(Entries taken from a collection)

::::::

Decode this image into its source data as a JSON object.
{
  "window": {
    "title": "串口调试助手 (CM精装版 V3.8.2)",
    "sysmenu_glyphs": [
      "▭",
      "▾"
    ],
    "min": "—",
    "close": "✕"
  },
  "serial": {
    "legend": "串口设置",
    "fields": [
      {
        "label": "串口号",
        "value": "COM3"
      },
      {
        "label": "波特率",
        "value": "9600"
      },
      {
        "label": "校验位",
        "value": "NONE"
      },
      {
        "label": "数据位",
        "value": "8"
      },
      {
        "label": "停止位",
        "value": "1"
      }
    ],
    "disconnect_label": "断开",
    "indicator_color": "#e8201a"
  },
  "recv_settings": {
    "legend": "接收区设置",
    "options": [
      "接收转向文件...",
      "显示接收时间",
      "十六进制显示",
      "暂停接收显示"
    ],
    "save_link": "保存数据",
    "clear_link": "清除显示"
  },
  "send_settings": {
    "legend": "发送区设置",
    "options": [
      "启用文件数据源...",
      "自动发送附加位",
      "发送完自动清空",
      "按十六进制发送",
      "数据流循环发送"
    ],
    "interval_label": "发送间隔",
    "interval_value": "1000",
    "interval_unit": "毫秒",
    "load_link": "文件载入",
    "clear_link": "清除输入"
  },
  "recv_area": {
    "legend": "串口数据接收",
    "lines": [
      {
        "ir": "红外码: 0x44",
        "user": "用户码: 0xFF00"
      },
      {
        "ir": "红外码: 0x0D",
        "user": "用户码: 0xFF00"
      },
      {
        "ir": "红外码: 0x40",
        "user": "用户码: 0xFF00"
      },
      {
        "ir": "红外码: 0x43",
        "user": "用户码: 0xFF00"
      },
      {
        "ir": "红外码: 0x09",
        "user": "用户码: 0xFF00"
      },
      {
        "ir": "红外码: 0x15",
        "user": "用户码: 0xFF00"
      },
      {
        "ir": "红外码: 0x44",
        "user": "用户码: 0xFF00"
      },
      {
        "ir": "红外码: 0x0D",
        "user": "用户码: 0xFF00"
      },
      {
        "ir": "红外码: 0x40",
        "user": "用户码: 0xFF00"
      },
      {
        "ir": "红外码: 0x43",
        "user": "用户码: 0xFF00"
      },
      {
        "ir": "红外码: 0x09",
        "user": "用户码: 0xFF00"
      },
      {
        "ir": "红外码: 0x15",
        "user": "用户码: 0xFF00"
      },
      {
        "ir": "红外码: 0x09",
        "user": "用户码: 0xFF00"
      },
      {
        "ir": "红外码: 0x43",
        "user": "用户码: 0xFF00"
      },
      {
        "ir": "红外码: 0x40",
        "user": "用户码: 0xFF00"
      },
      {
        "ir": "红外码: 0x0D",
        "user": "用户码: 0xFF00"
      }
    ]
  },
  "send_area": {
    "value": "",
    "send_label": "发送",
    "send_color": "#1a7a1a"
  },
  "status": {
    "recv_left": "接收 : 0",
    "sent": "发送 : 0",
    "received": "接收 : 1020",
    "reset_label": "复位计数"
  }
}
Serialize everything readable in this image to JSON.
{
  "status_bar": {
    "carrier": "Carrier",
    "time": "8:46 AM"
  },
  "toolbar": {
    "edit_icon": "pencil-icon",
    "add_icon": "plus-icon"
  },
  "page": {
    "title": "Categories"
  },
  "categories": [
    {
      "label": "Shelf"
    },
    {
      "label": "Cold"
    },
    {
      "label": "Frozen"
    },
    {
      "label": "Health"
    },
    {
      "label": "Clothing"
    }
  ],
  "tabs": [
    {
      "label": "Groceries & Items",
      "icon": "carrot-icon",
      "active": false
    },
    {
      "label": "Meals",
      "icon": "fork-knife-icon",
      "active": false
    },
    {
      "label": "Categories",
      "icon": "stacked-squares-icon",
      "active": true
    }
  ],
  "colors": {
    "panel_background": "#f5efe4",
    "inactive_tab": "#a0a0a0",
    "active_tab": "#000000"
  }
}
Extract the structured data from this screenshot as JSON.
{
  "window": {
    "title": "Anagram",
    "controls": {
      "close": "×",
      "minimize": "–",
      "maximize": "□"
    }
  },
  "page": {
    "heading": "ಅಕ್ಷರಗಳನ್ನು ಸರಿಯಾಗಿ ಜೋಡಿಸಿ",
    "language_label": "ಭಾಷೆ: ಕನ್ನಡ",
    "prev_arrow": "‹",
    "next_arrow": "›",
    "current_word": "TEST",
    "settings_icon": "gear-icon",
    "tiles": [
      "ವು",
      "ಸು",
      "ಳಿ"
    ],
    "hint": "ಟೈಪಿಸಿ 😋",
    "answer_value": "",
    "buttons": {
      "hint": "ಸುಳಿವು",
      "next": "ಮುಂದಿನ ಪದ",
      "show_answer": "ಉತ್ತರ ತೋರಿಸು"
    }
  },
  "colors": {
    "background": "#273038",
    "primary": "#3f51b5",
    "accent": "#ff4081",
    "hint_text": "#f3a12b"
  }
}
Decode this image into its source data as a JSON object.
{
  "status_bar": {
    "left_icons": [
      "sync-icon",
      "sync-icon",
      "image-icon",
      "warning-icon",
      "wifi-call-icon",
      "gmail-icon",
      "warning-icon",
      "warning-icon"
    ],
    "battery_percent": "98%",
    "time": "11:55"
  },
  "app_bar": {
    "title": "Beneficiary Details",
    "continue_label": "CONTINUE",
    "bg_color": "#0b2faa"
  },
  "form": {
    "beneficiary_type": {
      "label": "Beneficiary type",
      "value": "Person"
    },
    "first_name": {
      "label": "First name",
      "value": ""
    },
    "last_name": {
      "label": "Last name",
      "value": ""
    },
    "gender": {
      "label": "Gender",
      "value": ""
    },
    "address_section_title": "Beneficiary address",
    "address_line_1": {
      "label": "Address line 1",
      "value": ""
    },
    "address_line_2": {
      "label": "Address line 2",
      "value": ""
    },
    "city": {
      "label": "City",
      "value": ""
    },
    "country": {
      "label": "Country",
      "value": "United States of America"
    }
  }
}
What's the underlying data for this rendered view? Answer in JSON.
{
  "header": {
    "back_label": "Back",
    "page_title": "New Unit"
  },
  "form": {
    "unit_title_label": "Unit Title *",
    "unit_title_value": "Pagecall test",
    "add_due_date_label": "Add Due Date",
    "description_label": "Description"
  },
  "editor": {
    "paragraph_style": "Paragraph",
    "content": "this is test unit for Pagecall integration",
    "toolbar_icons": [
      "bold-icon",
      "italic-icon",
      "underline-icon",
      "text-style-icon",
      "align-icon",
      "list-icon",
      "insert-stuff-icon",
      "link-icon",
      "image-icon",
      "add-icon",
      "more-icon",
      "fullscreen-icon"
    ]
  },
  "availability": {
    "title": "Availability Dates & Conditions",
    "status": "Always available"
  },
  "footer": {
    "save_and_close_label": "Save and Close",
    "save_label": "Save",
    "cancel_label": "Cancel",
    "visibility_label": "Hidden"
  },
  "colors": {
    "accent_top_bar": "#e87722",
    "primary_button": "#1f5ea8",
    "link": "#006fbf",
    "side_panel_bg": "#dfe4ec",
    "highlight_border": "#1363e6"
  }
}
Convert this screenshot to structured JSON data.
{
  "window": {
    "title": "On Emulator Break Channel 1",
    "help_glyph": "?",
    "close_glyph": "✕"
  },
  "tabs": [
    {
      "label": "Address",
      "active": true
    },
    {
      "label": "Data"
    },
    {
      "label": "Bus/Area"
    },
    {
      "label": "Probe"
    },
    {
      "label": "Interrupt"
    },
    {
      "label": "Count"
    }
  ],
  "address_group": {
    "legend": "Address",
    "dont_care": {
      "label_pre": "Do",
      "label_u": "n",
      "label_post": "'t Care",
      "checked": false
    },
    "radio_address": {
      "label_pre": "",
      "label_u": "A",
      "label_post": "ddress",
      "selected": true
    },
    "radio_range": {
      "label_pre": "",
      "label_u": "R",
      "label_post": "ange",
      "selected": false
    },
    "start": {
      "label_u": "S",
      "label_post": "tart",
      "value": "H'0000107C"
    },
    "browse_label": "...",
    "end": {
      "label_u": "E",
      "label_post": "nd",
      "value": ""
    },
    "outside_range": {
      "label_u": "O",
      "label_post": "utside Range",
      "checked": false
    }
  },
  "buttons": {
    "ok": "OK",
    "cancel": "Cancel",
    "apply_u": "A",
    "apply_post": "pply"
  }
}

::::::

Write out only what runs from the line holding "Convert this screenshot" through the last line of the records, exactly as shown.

● **Written answer**
Convert this screenshot to structured JSON data.
{
  "window": {
    "title": "On Emulator Break Channel 1",
    "help_glyph": "?",
    "close_glyph": "✕"
  },
  "tabs": [
    {
      "label": "Address",
      "active": true
    },
    {
      "label": "Data"
    },
    {
      "label": "Bus/Area"
    },
    {
      "label": "Probe"
    },
    {
      "label": "Interrupt"
    },
    {
      "label": "Count"
    }
  ],
  "address_group": {
    "legend": "Address",
    "dont_care": {
      "label_pre": "Do",
      "label_u": "n",
      "label_post": "'t Care",
      "checked": false
    },
    "radio_address": {
      "label_pre": "",
      "label_u": "A",
      "label_post": "ddress",
      "selected": true
    },
    "radio_range": {
      "label_pre": "",
      "label_u": "R",
      "label_post": "ange",
      "selected": false
    },
    "start": {
      "label_u": "S",
      "label_post": "tart",
      "value": "H'0000107C"
    },
    "browse_label": "...",
    "end": {
      "label_u": "E",
      "label_post": "nd",
      "value": ""
    },
    "outside_range": {
      "label_u": "O",
      "label_post": "utside Range",
      "checked": false
    }
  },
  "buttons": {
    "ok": "OK",
    "cancel": "Cancel",
    "apply_u": "A",
    "apply_post": "pply"
  }
}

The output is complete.